* Description of the task *
Among the lines below, tally those that contain "when" and respond with the total only.

Component data from apps and pages:
--- START ---

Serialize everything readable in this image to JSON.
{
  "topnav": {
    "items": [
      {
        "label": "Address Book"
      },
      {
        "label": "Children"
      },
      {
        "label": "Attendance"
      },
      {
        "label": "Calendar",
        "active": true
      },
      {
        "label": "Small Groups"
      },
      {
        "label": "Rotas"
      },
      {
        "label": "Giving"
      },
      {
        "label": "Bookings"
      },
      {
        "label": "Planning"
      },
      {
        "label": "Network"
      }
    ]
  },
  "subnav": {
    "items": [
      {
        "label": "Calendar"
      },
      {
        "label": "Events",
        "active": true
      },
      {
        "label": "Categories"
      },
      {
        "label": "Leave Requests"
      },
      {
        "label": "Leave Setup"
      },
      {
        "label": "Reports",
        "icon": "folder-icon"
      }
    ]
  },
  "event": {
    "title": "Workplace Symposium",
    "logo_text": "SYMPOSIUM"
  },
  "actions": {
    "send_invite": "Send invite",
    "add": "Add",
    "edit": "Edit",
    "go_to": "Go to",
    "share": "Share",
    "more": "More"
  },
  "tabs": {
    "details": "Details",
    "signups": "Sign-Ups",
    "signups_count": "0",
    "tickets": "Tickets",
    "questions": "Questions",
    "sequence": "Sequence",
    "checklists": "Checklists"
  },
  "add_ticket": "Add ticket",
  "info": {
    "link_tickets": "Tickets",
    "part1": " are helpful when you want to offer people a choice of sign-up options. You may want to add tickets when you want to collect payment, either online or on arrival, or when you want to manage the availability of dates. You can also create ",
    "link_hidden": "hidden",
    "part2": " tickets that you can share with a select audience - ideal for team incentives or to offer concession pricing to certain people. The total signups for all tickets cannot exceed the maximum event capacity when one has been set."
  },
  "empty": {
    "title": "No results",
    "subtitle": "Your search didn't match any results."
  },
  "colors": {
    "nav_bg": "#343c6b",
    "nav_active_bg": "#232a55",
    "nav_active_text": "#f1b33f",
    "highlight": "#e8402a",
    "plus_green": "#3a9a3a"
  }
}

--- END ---

* Reply *
2